[WHAT YOU ARE ASKED TO DO] For this exercise, restate the data below with no change at all.

[LISTED ENTRIES]
------------------------------------------------------------------------
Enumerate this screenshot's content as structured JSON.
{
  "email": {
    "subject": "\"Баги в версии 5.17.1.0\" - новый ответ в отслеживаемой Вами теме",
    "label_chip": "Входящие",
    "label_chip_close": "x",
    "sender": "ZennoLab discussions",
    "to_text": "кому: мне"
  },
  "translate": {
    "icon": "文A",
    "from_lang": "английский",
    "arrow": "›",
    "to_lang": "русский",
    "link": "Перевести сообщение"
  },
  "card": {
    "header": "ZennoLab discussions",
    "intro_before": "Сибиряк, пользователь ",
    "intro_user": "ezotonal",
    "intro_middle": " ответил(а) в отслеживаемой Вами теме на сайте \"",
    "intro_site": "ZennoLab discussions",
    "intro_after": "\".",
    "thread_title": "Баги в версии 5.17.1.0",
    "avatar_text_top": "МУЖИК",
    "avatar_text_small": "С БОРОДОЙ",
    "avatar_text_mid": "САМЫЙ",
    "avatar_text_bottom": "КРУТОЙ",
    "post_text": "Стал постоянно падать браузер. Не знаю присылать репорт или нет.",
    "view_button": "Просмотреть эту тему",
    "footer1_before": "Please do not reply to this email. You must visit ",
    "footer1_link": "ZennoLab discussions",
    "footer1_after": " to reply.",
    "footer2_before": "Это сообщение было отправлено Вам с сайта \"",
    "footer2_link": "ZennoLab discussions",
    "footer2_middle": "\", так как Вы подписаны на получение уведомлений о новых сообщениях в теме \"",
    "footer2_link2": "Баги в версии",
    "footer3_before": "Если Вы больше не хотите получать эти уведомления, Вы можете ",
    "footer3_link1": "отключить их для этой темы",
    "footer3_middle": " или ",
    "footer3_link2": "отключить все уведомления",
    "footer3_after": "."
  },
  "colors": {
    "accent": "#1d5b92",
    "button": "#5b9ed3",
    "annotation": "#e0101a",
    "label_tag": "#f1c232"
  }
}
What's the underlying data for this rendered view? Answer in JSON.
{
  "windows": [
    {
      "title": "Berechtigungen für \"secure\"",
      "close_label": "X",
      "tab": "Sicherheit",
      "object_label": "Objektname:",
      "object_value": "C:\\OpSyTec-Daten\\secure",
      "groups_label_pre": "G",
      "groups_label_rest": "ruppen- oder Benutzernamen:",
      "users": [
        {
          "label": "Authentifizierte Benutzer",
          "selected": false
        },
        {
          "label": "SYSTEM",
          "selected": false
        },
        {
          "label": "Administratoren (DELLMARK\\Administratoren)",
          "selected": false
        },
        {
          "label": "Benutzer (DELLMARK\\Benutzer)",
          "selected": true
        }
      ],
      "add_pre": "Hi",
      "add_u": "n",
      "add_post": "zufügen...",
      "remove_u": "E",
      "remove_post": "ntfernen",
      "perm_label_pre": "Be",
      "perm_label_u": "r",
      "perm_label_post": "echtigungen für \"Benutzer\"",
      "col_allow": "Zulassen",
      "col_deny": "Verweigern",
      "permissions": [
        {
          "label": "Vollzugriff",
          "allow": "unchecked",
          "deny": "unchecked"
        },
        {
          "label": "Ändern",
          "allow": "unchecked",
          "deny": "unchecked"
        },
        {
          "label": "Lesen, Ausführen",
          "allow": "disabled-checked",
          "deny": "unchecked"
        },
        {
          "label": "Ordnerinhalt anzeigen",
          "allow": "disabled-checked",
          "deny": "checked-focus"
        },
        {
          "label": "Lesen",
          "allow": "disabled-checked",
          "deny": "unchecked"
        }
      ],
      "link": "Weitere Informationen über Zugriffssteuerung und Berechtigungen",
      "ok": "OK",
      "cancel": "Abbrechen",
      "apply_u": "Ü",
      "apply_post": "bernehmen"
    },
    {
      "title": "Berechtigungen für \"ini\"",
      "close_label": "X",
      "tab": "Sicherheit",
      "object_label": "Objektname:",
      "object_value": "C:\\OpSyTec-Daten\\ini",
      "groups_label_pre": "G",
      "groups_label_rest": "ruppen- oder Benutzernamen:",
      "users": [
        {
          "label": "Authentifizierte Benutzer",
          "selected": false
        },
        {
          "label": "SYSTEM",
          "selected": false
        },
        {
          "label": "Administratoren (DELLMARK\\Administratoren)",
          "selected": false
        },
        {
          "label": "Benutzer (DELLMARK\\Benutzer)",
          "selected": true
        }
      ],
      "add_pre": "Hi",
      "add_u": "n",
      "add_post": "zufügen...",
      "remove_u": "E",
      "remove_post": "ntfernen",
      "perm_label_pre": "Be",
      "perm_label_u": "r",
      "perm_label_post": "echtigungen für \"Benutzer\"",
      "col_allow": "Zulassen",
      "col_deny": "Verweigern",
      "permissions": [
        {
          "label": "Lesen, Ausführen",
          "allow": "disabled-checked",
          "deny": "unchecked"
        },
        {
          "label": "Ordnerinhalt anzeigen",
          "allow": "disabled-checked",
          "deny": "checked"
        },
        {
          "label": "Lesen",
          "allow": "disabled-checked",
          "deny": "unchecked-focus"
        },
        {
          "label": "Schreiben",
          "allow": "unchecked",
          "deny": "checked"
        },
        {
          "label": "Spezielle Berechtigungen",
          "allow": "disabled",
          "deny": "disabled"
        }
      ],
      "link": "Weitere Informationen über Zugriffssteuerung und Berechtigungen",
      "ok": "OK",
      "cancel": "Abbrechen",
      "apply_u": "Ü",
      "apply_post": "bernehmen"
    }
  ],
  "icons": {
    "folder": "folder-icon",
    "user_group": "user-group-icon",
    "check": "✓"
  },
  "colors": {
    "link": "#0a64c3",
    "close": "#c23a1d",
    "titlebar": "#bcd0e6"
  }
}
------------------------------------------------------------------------
[EXERCISE RESULT]
Enumerate this screenshot's content as structured JSON.
{
  "email": {
    "subject": "\"Баги в версии 5.17.1.0\" - новый ответ в отслеживаемой Вами теме",
    "label_chip": "Входящие",
    "label_chip_close": "x",
    "sender": "ZennoLab discussions",
    "to_text": "кому: мне"
  },
  "translate": {
    "icon": "文A",
    "from_lang": "английский",
    "arrow": "›",
    "to_lang": "русский",
    "link": "Перевести сообщение"
  },
  "card": {
    "header": "ZennoLab discussions",
    "intro_before": "Сибиряк, пользователь ",
    "intro_user": "ezotonal",
    "intro_middle": " ответил(а) в отслеживаемой Вами теме на сайте \"",
    "intro_site": "ZennoLab discussions",
    "intro_after": "\".",
    "thread_title": "Баги в версии 5.17.1.0",
    "avatar_text_top": "МУЖИК",
    "avatar_text_small": "С БОРОДОЙ",
    "avatar_text_mid": "САМЫЙ",
    "avatar_text_bottom": "КРУТОЙ",
    "post_text": "Стал постоянно падать браузер. Не знаю присылать репорт или нет.",
    "view_button": "Просмотреть эту тему",
    "footer1_before": "Please do not reply to this email. You must visit ",
    "footer1_link": "ZennoLab discussions",
    "footer1_after": " to reply.",
    "footer2_before": "Это сообщение было отправлено Вам с сайта \"",
    "footer2_link": "ZennoLab discussions",
    "footer2_middle": "\", так как Вы подписаны на получение уведомлений о новых сообщениях в теме \"",
    "footer2_link2": "Баги в версии",
    "footer3_before": "Если Вы больше не хотите получать эти уведомления, Вы можете ",
    "footer3_link1": "отключить их для этой темы",
    "footer3_middle": " или ",
    "footer3_link2": "отключить все уведомления",
    "footer3_after": "."
  },
  "colors": {
    "accent": "#1d5b92",
    "button": "#5b9ed3",
    "annotation": "#e0101a",
    "label_tag": "#f1c232"
  }
}
What's the underlying data for this rendered view? Answer in JSON.
{
  "windows": [
    {
      "title": "Berechtigungen für \"secure\"",
      "close_label": "X",
      "tab": "Sicherheit",
      "object_label": "Objektname:",
      "object_value": "C:\\OpSyTec-Daten\\secure",
      "groups_label_pre": "G",
      "groups_label_rest": "ruppen- oder Benutzernamen:",
      "users": [
        {
          "label": "Authentifizierte Benutzer",
          "selected": false
        },
        {
          "label": "SYSTEM",
          "selected": false
        },
        {
          "label": "Administratoren (DELLMARK\\Administratoren)",
          "selected": false
        },
        {
          "label": "Benutzer (DELLMARK\\Benutzer)",
          "selected": true
        }
      ],
      "add_pre": "Hi",
      "add_u": "n",
      "add_post": "zufügen...",
      "remove_u": "E",
      "remove_post": "ntfernen",
      "perm_label_pre": "Be",
      "perm_label_u": "r",
      "perm_label_post": "echtigungen für \"Benutzer\"",
      "col_allow": "Zulassen",
      "col_deny": "Verweigern",
      "permissions": [
        {
          "label": "Vollzugriff",
          "allow": "unchecked",
          "deny": "unchecked"
        },
        {
          "label": "Ändern",
          "allow": "unchecked",
          "deny": "unchecked"
        },
        {
          "label": "Lesen, Ausführen",
          "allow": "disabled-checked",
          "deny": "unchecked"
        },
        {
          "label": "Ordnerinhalt anzeigen",
          "allow": "disabled-checked",
          "deny": "checked-focus"
        },
        {
          "label": "Lesen",
          "allow": "disabled-checked",
          "deny": "unchecked"
        }
      ],
      "link": "Weitere Informationen über Zugriffssteuerung und Berechtigungen",
      "ok": "OK",
      "cancel": "Abbrechen",
      "apply_u": "Ü",
      "apply_post": "bernehmen"
    },
    {
      "title": "Berechtigungen für \"ini\"",
      "close_label": "X",
      "tab": "Sicherheit",
      "object_label": "Objektname:",
      "object_value": "C:\\OpSyTec-Daten\\ini",
      "groups_label_pre": "G",
      "groups_label_rest": "ruppen- oder Benutzernamen:",
      "users": [
        {
          "label": "Authentifizierte Benutzer",
          "selected": false
        },
        {
          "label": "SYSTEM",
          "selected": false
        },
        {
          "label": "Administratoren (DELLMARK\\Administratoren)",
          "selected": false
        },
        {
          "label": "Benutzer (DELLMARK\\Benutzer)",
          "selected": true
        }
      ],
      "add_pre": "Hi",
      "add_u": "n",
      "add_post": "zufügen...",
      "remove_u": "E",
      "remove_post": "ntfernen",
      "perm_label_pre": "Be",
      "perm_label_u": "r",
      "perm_label_post": "echtigungen für \"Benutzer\"",
      "col_allow": "Zulassen",
      "col_deny": "Verweigern",
      "permissions": [
        {
          "label": "Lesen, Ausführen",
          "allow": "disabled-checked",
          "deny": "unchecked"
        },
        {
          "label": "Ordnerinhalt anzeigen",
          "allow": "disabled-checked",
          "deny": "checked"
        },
        {
          "label": "Lesen",
          "allow": "disabled-checked",
          "deny": "unchecked-focus"
        },
        {
          "label": "Schreiben",
          "allow": "unchecked",
          "deny": "checked"
        },
        {
          "label": "Spezielle Berechtigungen",
          "allow": "disabled",
          "deny": "disabled"
        }
      ],
      "link": "Weitere Informationen über Zugriffssteuerung und Berechtigungen",
      "ok": "OK",
      "cancel": "Abbrechen",
      "apply_u": "Ü",
      "apply_post": "bernehmen"
    }
  ],
  "icons": {
    "folder": "folder-icon",
    "user_group": "user-group-icon",
    "check": "✓"
  },
  "colors": {
    "link": "#0a64c3",
    "close": "#c23a1d",
    "titlebar": "#bcd0e6"
  }
}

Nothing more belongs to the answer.